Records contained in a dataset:
'''

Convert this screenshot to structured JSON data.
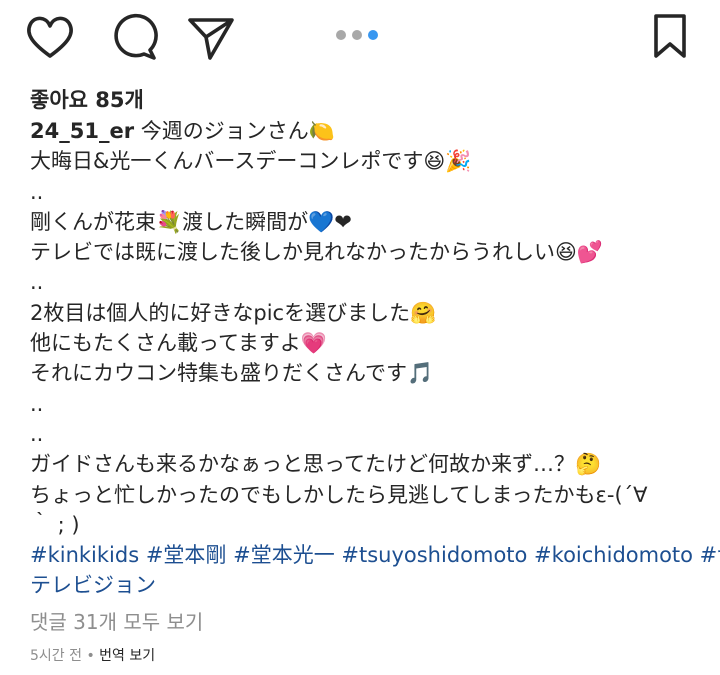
{
  "actions": {
    "icons": [
      "heart-icon",
      "comment-icon",
      "share-icon",
      "bookmark-icon"
    ],
    "carousel_dots": 3,
    "active_dot": 2,
    "accent_color": "#3897f0"
  },
  "likes": "좋아요 85개",
  "caption": {
    "username": "24_51_er",
    "lines": [
      " 今週のジョンさん🍋",
      "大晦日&光一くんバースデーコンレポです😆🎉",
      "..",
      "剛くんが花束💐渡した瞬間が💙❤",
      "テレビでは既に渡した後しか見れなかったからうれしい😆💕",
      "..",
      "2枚目は個人的に好きなpicを選びました🤗",
      "他にもたくさん載ってますよ💗",
      "それにカウコン特集も盛りだくさんです🎵",
      "..",
      "..",
      "ガイドさんも来るかなぁっと思ってたけど何故か来ず…？🤔",
      "ちょっと忙しかったのでもしかしたら見逃してしまったかもε-(´∀",
      "｀ ; )"
    ],
    "hashtags_line1": "#kinkikids #堂本剛 #堂本光一 #tsuyoshidomoto #koichidomoto #ザ",
    "hashtags_line2": "テレビジョン"
  },
  "view_comments": "댓글 31개 모두 보기",
  "time": "5시간 전",
  "separator": " • ",
  "translate": "번역 보기"
}
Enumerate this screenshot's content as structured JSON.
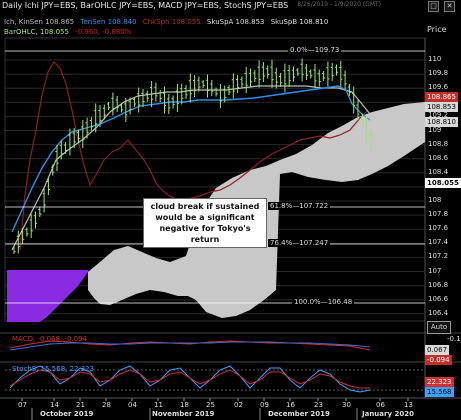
{
  "window": {
    "title": "Daily Ichi JPY=EBS, BarOHLC JPY=EBS, MACD JPY=EBS, StochS JPY=EBS",
    "range": "8/26/2019 - 1/9/2020 (GMT)",
    "expand_icon": "maximize-icon",
    "close_icon": "close-icon"
  },
  "legend": {
    "row1": [
      {
        "text": "Ich, KinSen 108.865",
        "color": "#bdbdbd"
      },
      {
        "text": "TenSen 108.840",
        "color": "#2f8fe8"
      },
      {
        "text": "ChkSpn 108.055",
        "color": "#b03030"
      },
      {
        "text": "SkuSpA 108.853",
        "color": "#dddddd"
      },
      {
        "text": "SkuSpB 108.810",
        "color": "#dddddd"
      }
    ],
    "row2": [
      {
        "text": "BarOHLC, 108.055",
        "color": "#9be870"
      },
      {
        "text": "-0.960, -0.880%",
        "color": "#d02020"
      }
    ]
  },
  "price_axis": {
    "header": "Price",
    "ticks": [
      "110",
      "109.8",
      "109.6",
      "109.4",
      "109.2",
      "109",
      "108.8",
      "108.6",
      "108.4",
      "108.2",
      "108",
      "107.8",
      "107.6",
      "107.4",
      "107.2",
      "107",
      "106.8",
      "106.6",
      "106.4"
    ],
    "badges": [
      {
        "text": "108.865",
        "bg": "#c0302a",
        "fg": "#ffffff"
      },
      {
        "text": "108.853",
        "bg": "#d8d8d8",
        "fg": "#000000"
      },
      {
        "text": "108.810",
        "bg": "#d8d8d8",
        "fg": "#000000"
      },
      {
        "text": "108.055",
        "bg": "#ffffff",
        "fg": "#000000"
      }
    ],
    "auto_label": "Auto"
  },
  "fib_levels": [
    {
      "label": "0.0%",
      "value": "109.73"
    },
    {
      "label": "61.8%",
      "value": "107.722"
    },
    {
      "label": "76.4%",
      "value": "107.247"
    },
    {
      "label": "100.0%",
      "value": "106.48"
    }
  ],
  "annotation": "cloud break if sustained would be a significant negative for Tokyo's return",
  "macd": {
    "label": "MACD, -0.068, -0.094",
    "badge_top": "0.067",
    "badge_mid": "-0.094",
    "badge_low": "-0.1"
  },
  "stoch": {
    "label": "StochS, 15.568, 22.323",
    "badge_top": "22.323",
    "badge_mid": "15.568"
  },
  "time_axis": {
    "dates": [
      "07",
      "14",
      "21",
      "28",
      "04",
      "11",
      "18",
      "25",
      "02",
      "09",
      "16",
      "23",
      "30",
      "06",
      "13"
    ],
    "months": [
      "October 2019",
      "November 2019",
      "December 2019",
      "January 2020"
    ]
  },
  "colors": {
    "bars": "#9be870",
    "tenkan": "#2f8fe8",
    "kijun": "#bdbdbd",
    "chikou": "#b03030",
    "cloud_bear": "#c8c8c8",
    "cloud_bull": "#8a2be2",
    "fib": "#ffffff"
  }
}
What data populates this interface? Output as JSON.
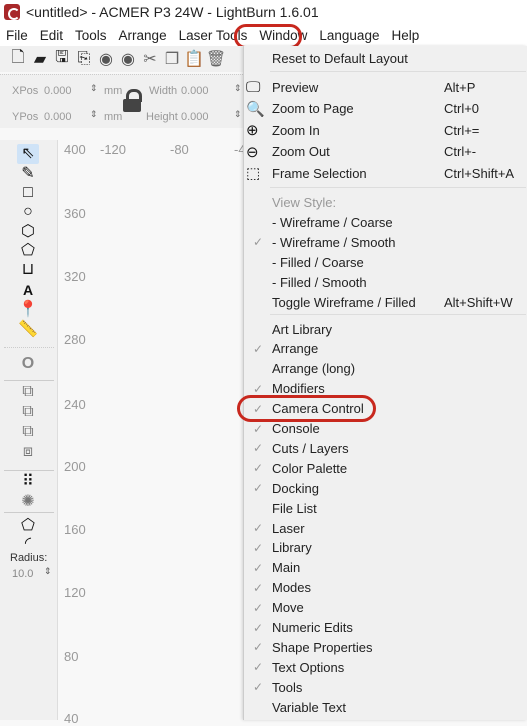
{
  "window": {
    "title": "<untitled> - ACMER P3 24W - LightBurn 1.6.01"
  },
  "menubar": [
    "File",
    "Edit",
    "Tools",
    "Arrange",
    "Laser Tools",
    "Window",
    "Language",
    "Help"
  ],
  "numeric": {
    "xpos_label": "XPos",
    "xpos": "0.000",
    "ypos_label": "YPos",
    "ypos": "0.000",
    "unit": "mm",
    "width_label": "Width",
    "width": "0.000",
    "height_label": "Height",
    "height": "0.000"
  },
  "tools": {
    "radius_label": "Radius:",
    "radius_value": "10.0"
  },
  "ruler": {
    "vertical": [
      "400",
      "360",
      "320",
      "280",
      "240",
      "200",
      "160",
      "120",
      "80",
      "40"
    ],
    "horizontal": [
      "-120",
      "-80",
      "-4"
    ]
  },
  "highlight_color": "#c8281e",
  "menu": {
    "reset": "Reset to Default Layout",
    "view": [
      {
        "icon": "monitor-icon",
        "label": "Preview",
        "shortcut": "Alt+P"
      },
      {
        "icon": "zoom-page-icon",
        "label": "Zoom to Page",
        "shortcut": "Ctrl+0"
      },
      {
        "icon": "zoom-in-icon",
        "label": "Zoom In",
        "shortcut": "Ctrl+="
      },
      {
        "icon": "zoom-out-icon",
        "label": "Zoom Out",
        "shortcut": "Ctrl+-"
      },
      {
        "icon": "frame-selection-icon",
        "label": "Frame Selection",
        "shortcut": "Ctrl+Shift+A"
      }
    ],
    "view_style_header": "View Style:",
    "styles": [
      {
        "label": "-  Wireframe / Coarse",
        "checked": false
      },
      {
        "label": "-  Wireframe / Smooth",
        "checked": true
      },
      {
        "label": "-  Filled / Coarse",
        "checked": false
      },
      {
        "label": "-  Filled / Smooth",
        "checked": false
      }
    ],
    "toggle": {
      "label": "Toggle Wireframe / Filled",
      "shortcut": "Alt+Shift+W"
    },
    "panels": [
      {
        "label": "Art Library",
        "checked": false
      },
      {
        "label": "Arrange",
        "checked": true
      },
      {
        "label": "Arrange (long)",
        "checked": false
      },
      {
        "label": "Modifiers",
        "checked": true
      },
      {
        "label": "Camera Control",
        "checked": true
      },
      {
        "label": "Console",
        "checked": true
      },
      {
        "label": "Cuts / Layers",
        "checked": true
      },
      {
        "label": "Color Palette",
        "checked": true
      },
      {
        "label": "Docking",
        "checked": true
      },
      {
        "label": "File List",
        "checked": false
      },
      {
        "label": "Laser",
        "checked": true
      },
      {
        "label": "Library",
        "checked": true
      },
      {
        "label": "Main",
        "checked": true
      },
      {
        "label": "Modes",
        "checked": true
      },
      {
        "label": "Move",
        "checked": true
      },
      {
        "label": "Numeric Edits",
        "checked": true
      },
      {
        "label": "Shape Properties",
        "checked": true
      },
      {
        "label": "Text Options",
        "checked": true
      },
      {
        "label": "Tools",
        "checked": true
      },
      {
        "label": "Variable Text",
        "checked": false
      }
    ],
    "check_glyph": "✓"
  }
}
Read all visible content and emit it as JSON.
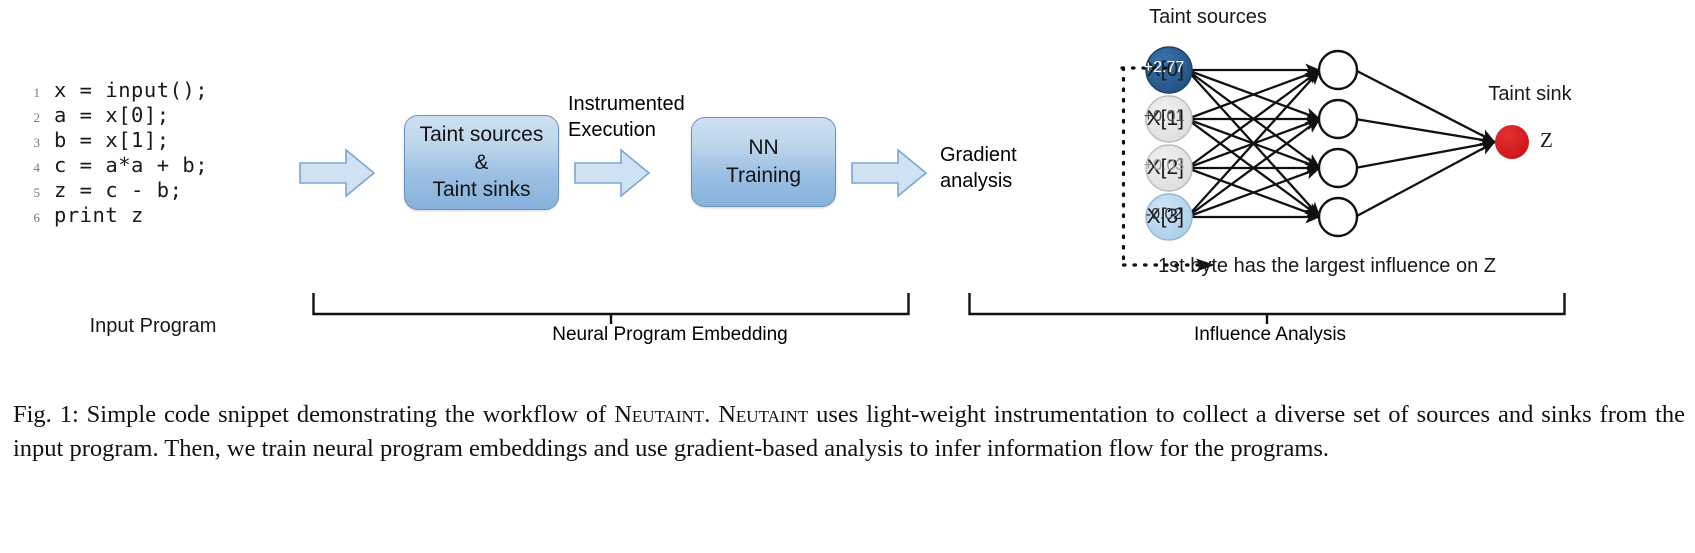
{
  "code": {
    "lines": [
      {
        "num": "1",
        "text": "x = input();"
      },
      {
        "num": "2",
        "text": "a = x[0];"
      },
      {
        "num": "3",
        "text": "b = x[1];"
      },
      {
        "num": "4",
        "text": "c = a*a + b;"
      },
      {
        "num": "5",
        "text": "z = c - b;"
      },
      {
        "num": "6",
        "text": "print z"
      }
    ],
    "caption": "Input Program"
  },
  "pipeline": {
    "box_taint": {
      "line1": "Taint sources",
      "line2": "&",
      "line3": "Taint sinks"
    },
    "box_nn": {
      "line1": "NN",
      "line2": "Training"
    },
    "label_instrumented": {
      "line1": "Instrumented",
      "line2": "Execution"
    },
    "label_gradient": {
      "line1": "Gradient",
      "line2": "analysis"
    },
    "bracket_left_label": "Neural Program Embedding",
    "bracket_right_label": "Influence Analysis",
    "arrow_color": "#cfe2f3",
    "arrow_stroke": "#7ba7d0",
    "box_border": "#6d93bd"
  },
  "network": {
    "title_sources": "Taint sources",
    "title_sink": "Taint sink",
    "output_label": "Z",
    "annotation": "1st byte has the largest influence on Z",
    "input_nodes": [
      {
        "name": "X[0]",
        "value": "+2.77",
        "fill": "#2b5d91",
        "text_color": "#ffffff"
      },
      {
        "name": "X[1]",
        "value": "+0.01",
        "fill": "#e6e6e6",
        "text_color": "#4d4d4d"
      },
      {
        "name": "X[2]",
        "value": "+0.03",
        "fill": "#e2e2e2",
        "text_color": "#9a9a9a"
      },
      {
        "name": "X[3]",
        "value": "-0.02",
        "fill": "#bcd8ef",
        "text_color": "#2b2b2b"
      }
    ],
    "hidden_node_count": 4,
    "hidden_fill": "#ffffff",
    "output_fill": "#d91f22"
  },
  "figure_caption": {
    "prefix": "Fig. 1: Simple code snippet demonstrating the workflow of ",
    "name1": "Neutaint",
    "mid1": ". ",
    "name2": "Neutaint",
    "rest": " uses light-weight instrumentation to collect a diverse set of sources and sinks from the input program. Then, we train neural program embeddings and use gradient-based analysis to infer information flow for the programs."
  }
}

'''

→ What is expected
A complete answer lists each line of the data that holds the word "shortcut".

→ Response
        "shortcut": "Alt+P"
        "shortcut": "Ctrl+0"
        "shortcut": "Ctrl+="
        "shortcut": "Ctrl+-"
        "shortcut": "Ctrl+Shift+A"
      "shortcut": "Alt+Shift+W"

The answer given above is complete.